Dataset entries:
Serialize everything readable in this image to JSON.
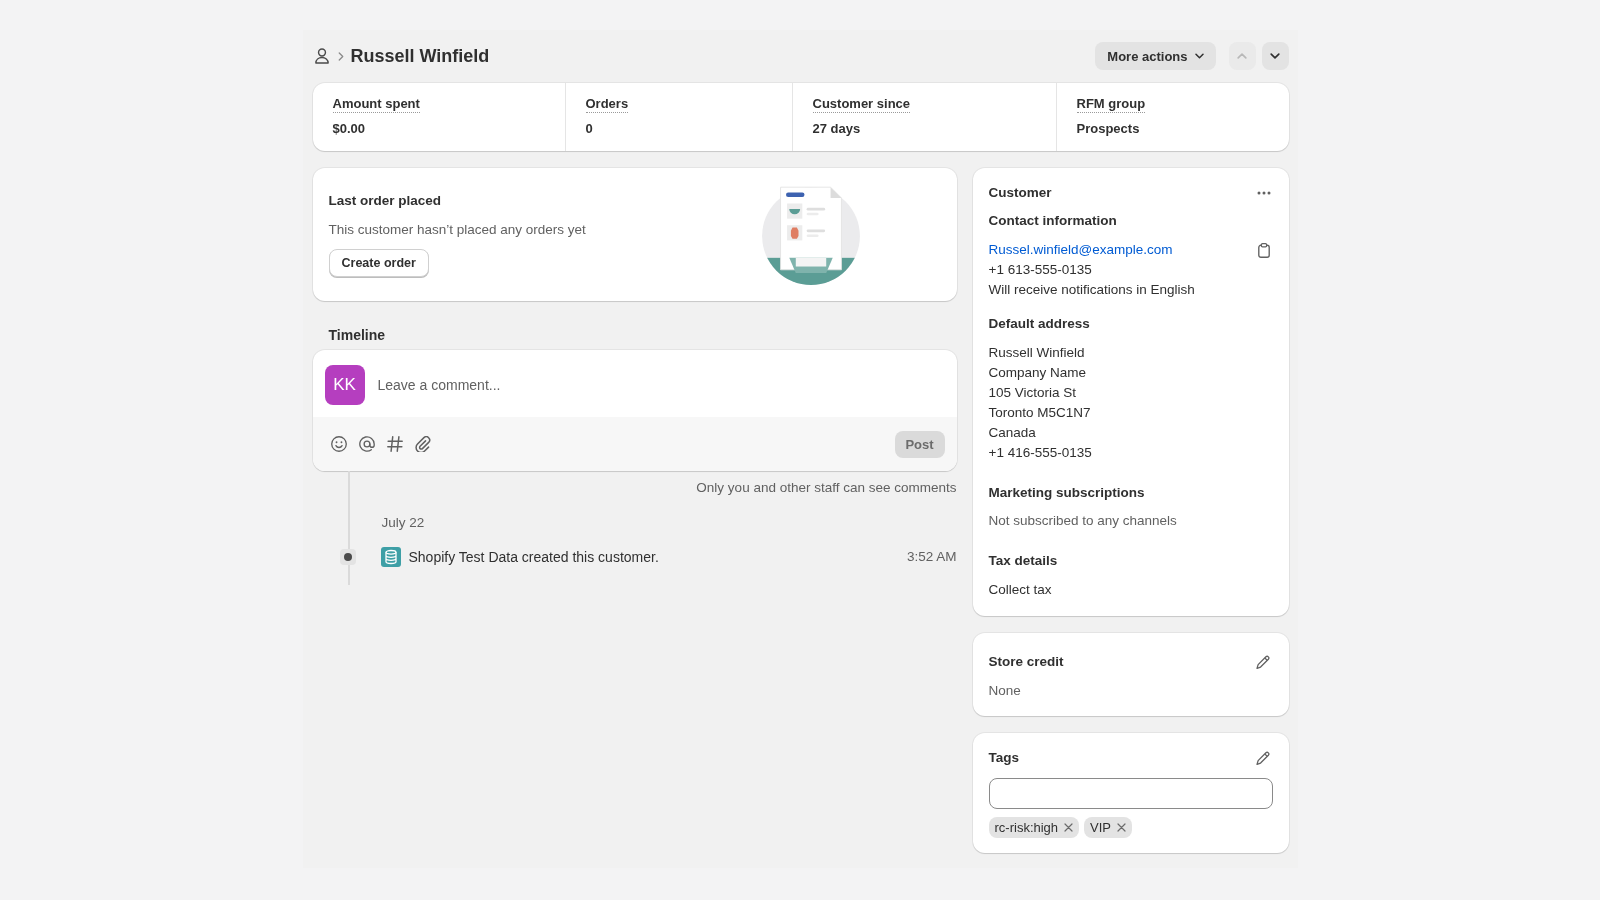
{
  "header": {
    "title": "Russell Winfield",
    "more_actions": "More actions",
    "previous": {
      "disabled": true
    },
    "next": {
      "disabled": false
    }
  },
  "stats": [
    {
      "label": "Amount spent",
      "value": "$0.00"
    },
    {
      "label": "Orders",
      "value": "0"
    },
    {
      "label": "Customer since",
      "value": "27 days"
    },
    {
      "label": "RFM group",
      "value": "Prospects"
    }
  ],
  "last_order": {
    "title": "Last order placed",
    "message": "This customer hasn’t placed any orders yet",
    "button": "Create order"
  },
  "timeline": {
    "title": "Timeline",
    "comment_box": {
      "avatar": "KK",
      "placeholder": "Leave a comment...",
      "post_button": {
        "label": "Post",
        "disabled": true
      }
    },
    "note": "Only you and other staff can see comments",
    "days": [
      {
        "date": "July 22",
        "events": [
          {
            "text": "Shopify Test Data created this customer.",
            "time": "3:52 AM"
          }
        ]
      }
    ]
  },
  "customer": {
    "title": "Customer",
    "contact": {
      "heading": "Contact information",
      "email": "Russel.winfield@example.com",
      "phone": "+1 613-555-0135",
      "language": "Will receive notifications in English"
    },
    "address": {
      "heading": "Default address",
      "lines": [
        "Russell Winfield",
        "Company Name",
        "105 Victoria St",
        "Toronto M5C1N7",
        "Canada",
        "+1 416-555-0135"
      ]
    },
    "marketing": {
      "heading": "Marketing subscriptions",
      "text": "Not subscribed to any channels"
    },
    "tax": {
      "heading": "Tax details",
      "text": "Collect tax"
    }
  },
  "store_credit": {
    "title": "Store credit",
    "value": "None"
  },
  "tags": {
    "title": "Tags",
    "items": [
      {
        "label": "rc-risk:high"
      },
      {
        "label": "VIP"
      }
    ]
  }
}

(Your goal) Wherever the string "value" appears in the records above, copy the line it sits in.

(Problem solution)
      "value": "$0.00"
      "value": "0"
      "value": "27 days"
      "value": "Prospects"
    "value": "None"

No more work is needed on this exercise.